Azure API Management is very powerful and you get a lot of functionality out of the box but leaking information can easily be overlooked.
There are several ways information can be leaked when configuring the Azure API Management. Setting up appropriate policies and using the right product subscription keys provide powerful ways to address these issues that are not obvious at first glance. Here is a typical response header list from API Management:
Pragma: no-cache Transfer-Encoding: chunked Host: echoapi.cloudapp.net Ocp-Apim-Subscription-Key: ******removed by me**** X-Forwarded-For: 126.96.36.199 Ocp-Apim-Trace-Location: https://apimgmtstggrqmwb9qliqj0i.blob.core.windows.net/apiinspectorcontainer/hilgmMCs8cs0digVzu3K-A2-2?sv=2015-07-08&sr=b********* Cache-Control: no-cache Date: Thu, 01 JAN 2017 12:59:38 GMT X-AspNet-Version: 4.0.30319 X-Powered-By: Azure API Management - http://api.azure.com/,ASP.NET Content-Type: application/xml Expires: -1
So the response headers is giving away quite a bit of information, like: my underlying API url is not an API Management subscriber’s concern. If I as a consumer know how to access that API directly, what is the API Management purpose? Also, to help out a malicious user, if you cannot access the domain.. the URL we talked before, there’s the direct IP for the underlying API. Also, the subscription key seems redundant but it’s not really a security concern. Last batch of headers simply spells out in clear english what server and application is running in the background there.
Adding the following policy at the Product level will secure all of the above. We’ll talk about the trace location separately.
<outbound> <set-header name="X-Forwarded-For" exists-action="delete" /> <set-header name="X-Powered-By" exists-action="delete" /> <set-header name="X-AspNet-Version" exists-action="delete" /> <set-header name="X-Frame-Options" exists-action="override"> <value>deny</value> </set-header> <set-header name="X-Content-Type-Options" exists-action="override"> <value>nosniff</value> </set-header> <set-header name="X-XSS-Protection" exists-action="override"> <value>1; mode=block</value> </set-header> <base /> </outbound>
The policy above results in a much cleaner and secure set of headers, yet we still see the trace location:
Pragma: no-cache Transfer-Encoding: chunked X-XSS-Protection: 1; mode=block X-Frame-Options: deny X-Content-Type-Options: nosniff Ocp-Apim-Trace-Location: https://apimgmtstggrqmwb9qliqj0i.blob.core.windows.net/apiinspectorcontainer/hilgmMCs8cs0digVzu3K-A2-3?sv=2015**** Cache-Control: no-cache Date: Thu, 01 Jan 2017 13:26:58 GMT Content-Type: application/xml
Ocp-Apim-Trace-Location is a special one. It’s true that it requires a specific header for the trace to generate and be shared to the location.

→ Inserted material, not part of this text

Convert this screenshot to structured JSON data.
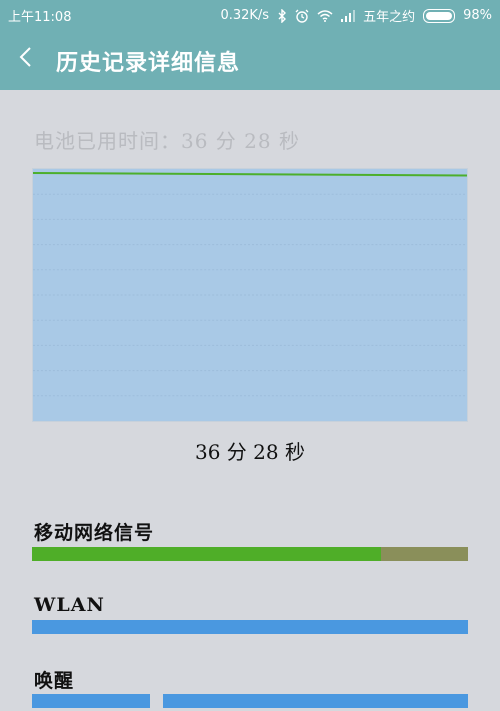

Basically the request needs to include the
Ocp-Apim-Trace: truein the list of headers, but the result is that you could simply copy the trace location url returned and you would be presented with the entire detail of the underlying technology stack. it’s extremely powerful for debug purposes and it’s an easy to overlook issue.
In short, the trace location dump file is only available for Administrative Accounts subscriptions. If the subscription ID provided in the request is one of a lower level account, the trace URL will not be returned. Make sure that you share the subscribers a subscription ID of a developer account and your underlying technology will remain private.
IF you already shared the Administrator’s key, you can create a developer subscription .. generate new keys for the administrator and use Powershell or Azure CLI to update the developer subscription with the originally shared key, so that your subscribers are not impacted by the need to update applications that may already be in production.
Not using Certificate Validation
More a concern when the request is to authenticate the client. The client receives the connection to the server over Https and that is secured with an x509 certificate. When working with x509 certificates in Azure Api Management it is possible to accept an x509 certificate from the client call, lookup that certificate in a list of accepted certs and authenticate the client back. As a certificate thumprint can be reversed engineered, this method inconjunction with the API Key and the API Authentication method selected by the developer proves to be very secure. More than that, the API Management can present the client with a certificate while authenticating to the underlying API with a diferent one.